From industrial to biomedical applica- tions, the accurate handling of fluids is essential, and leaks of any kind can
have critical implications. While operators
may not always be aware of the technologies
working behind the scenes, a variety of different solutions are currently employed to manage fluid transfer and reduce the likelihood
Industry requirements continue to change,
with the trend moving to smaller, more compact solutions. In 2011, designers at Colder
faced the need to create a new non-spill
connector that was 75 percent smaller than
existing technology. Working with parts as
small as 1/16" brought about a unique set of
challenges that required engineers to combine Colder’s expertise in connector design,
material innovation, and tooling to create the
NS1, the smallest plastic non-spill connector
available to date.
ing components in both the insert and the body of the connector. A rigid stem inside the connector body depresses a valve on the insert, which itself holds open the outer sleeve on the body. Only when these two circumstances are met is the flow channel opened – otherwise it remains closed and leak-free by default, making the connectors highly suitable for transferring fluids that are toxic, biological, expensive, or simply messy. Colder began developing its line of non- spill connectors more than 10 years ago with the introduction of a 3/8" flow connector designated NS6 (6/16" inner diameter aperture).
The NS4 (1/4" flow) followed in 2003

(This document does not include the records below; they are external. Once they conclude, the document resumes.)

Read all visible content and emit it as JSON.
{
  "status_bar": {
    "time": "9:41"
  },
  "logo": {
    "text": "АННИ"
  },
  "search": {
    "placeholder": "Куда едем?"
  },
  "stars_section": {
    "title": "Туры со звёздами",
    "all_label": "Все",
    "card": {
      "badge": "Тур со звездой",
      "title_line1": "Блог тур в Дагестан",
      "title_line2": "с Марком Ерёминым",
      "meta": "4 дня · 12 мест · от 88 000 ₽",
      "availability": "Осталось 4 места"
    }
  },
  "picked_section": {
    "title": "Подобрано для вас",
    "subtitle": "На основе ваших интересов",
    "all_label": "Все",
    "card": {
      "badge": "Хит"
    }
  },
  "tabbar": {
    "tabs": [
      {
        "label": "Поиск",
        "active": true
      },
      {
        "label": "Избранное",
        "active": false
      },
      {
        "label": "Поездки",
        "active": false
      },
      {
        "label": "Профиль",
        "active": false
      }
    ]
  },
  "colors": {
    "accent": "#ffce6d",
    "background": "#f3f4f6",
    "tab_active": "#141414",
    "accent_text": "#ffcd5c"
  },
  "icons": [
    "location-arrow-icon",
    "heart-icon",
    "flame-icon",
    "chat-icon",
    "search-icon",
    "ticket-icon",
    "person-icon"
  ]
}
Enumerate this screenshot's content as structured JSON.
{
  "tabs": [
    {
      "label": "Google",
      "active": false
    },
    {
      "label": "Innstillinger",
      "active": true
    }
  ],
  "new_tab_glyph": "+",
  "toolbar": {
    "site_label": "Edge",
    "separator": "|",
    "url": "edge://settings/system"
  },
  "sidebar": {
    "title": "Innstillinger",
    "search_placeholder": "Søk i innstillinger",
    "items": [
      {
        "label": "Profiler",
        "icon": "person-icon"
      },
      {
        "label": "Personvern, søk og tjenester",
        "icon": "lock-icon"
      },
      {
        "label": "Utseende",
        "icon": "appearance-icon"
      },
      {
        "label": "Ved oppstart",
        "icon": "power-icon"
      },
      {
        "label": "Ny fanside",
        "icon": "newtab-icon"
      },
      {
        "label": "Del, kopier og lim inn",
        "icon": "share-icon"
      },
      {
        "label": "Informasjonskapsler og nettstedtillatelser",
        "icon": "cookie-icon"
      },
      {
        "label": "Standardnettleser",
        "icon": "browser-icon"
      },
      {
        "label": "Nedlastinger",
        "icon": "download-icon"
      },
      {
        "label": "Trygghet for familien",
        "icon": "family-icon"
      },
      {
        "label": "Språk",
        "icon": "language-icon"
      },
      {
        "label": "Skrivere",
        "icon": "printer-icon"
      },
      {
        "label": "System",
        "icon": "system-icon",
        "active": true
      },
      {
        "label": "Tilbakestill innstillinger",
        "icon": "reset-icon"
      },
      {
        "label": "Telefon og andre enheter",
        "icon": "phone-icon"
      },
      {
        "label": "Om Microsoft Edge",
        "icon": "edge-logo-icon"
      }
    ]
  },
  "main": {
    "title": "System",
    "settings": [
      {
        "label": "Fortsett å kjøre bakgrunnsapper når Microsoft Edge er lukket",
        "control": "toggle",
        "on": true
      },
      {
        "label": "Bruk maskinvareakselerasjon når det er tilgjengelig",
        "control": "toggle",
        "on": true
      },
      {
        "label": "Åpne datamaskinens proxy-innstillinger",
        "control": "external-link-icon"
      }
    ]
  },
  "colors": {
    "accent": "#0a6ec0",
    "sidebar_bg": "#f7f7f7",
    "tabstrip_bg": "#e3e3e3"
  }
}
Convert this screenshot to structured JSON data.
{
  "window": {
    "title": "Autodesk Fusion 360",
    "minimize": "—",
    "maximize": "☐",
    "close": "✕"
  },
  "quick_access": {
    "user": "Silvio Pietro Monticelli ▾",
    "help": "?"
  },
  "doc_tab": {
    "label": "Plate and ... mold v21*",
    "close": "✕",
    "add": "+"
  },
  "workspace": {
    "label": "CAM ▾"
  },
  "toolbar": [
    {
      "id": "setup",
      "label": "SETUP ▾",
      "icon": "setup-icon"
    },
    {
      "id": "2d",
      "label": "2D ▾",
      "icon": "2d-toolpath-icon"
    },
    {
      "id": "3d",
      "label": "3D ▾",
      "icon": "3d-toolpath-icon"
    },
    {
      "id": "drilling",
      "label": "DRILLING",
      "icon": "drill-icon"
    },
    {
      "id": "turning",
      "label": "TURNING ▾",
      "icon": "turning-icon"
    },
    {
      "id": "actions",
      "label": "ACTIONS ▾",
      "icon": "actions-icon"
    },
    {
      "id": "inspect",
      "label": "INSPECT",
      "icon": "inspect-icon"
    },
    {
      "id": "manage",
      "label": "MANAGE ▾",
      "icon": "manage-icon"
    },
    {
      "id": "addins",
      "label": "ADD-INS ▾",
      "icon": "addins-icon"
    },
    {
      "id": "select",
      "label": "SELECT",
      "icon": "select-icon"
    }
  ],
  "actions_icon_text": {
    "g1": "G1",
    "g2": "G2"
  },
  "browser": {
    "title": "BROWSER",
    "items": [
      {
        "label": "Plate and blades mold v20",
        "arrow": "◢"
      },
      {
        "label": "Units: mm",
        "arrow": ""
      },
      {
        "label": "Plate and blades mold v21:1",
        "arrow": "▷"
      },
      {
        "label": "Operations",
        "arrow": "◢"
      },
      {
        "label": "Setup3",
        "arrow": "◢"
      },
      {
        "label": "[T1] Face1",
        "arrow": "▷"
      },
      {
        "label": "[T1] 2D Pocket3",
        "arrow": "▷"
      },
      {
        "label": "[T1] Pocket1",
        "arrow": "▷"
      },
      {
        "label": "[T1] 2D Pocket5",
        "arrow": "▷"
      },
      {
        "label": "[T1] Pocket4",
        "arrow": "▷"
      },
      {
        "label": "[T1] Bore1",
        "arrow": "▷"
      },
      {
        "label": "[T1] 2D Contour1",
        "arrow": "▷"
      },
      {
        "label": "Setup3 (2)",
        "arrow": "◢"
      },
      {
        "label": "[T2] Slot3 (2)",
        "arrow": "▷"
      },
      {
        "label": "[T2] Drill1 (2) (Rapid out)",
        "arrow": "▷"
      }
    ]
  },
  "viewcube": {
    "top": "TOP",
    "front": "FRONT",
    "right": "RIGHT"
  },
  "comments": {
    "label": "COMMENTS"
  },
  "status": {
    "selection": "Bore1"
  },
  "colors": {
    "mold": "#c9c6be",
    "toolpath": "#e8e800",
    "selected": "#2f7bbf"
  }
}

and has proven to be a flagship technology.
Featuring an intuitive interface, with an audible click and a simple thumb-latch for easy
release, the NS4 can be found in a range of
applications where a reliable connect/discon-nect is needed, from advanced therapy hypothermia devices to cleaning chemical systems
and fluid collection. In 2007, the company
launched the NS2 1/8" flow connector,
which departed from the original form-fac-tor by eliminating the thumb latch in favor
of a twist-to-connect mechanism to meet the
need for smaller, more cost-effective industrial couplings.
While the NS2 found wide acceptance, it
raised awareness of the benefits that a small,
reliable non-spill coupling can bring to a
device or machine. However, it soon became
clear that some industries were looking to
create closed systems with small profile non-spill connectors in order to reduce operational risks.
High-volume testing applications in hospital labs require frequent connection and
disconnection of test equipment, reagents
containers, and chemical bottles within confined spaces. This equipment frequently uses
semi-rigid micro bore tubing, either attached
to luer fittings or secured to bottles directly,
often with multiple lines being affixed to a
single container. Design engineers recognized that these applications would benefit
from a non-spill connector that could prevent
chemicals from evaporating, which reduces
the concentration and can ultimately affect
test results. At the same time, existing connectors were too bulky to allow for up to five
connectors to merge on one container lid or
cap, and the application called for a solution
with a markedly smaller footprint.
Colder determined that an entirely new
connector needed to be designed – one that
was half the flow size of the NS2 but that still
incorporated the familiar thumb latch that
made the NS4 and NS6 series easy to use.
The concept appeared simple – miniaturize the NS4 design for a 1/16" flow connector, to be designated NS1.
As they approached the process of designing the NS1, Colder’s engineers already
had experience in shrinking the NS series.
However, while the NS2 had featured a different connection, it was essentially a down-scaled NS4. For the NS1 it became apparent
that this scale of miniaturization would be
considerably more demanding.
Whereas creating the NS2 had been a
matter of reducing each component’s size
— a challenge in and of itself — the designers were not able to follow a similar route,
because while the individual parts had to
be 1/4 of the size, the tolerance and performance had to remain the same as in the
And while some components could be
minimized easily, others would not perform
in the same way when shrunk beyond a certain point. Reduced thickness of the plastics,
for example, meant that components could
not tolerate the same stress as the larger fittings and would instead begin to warp.
In some cases, the non-spill valve itself was
compromised – the stem on the body being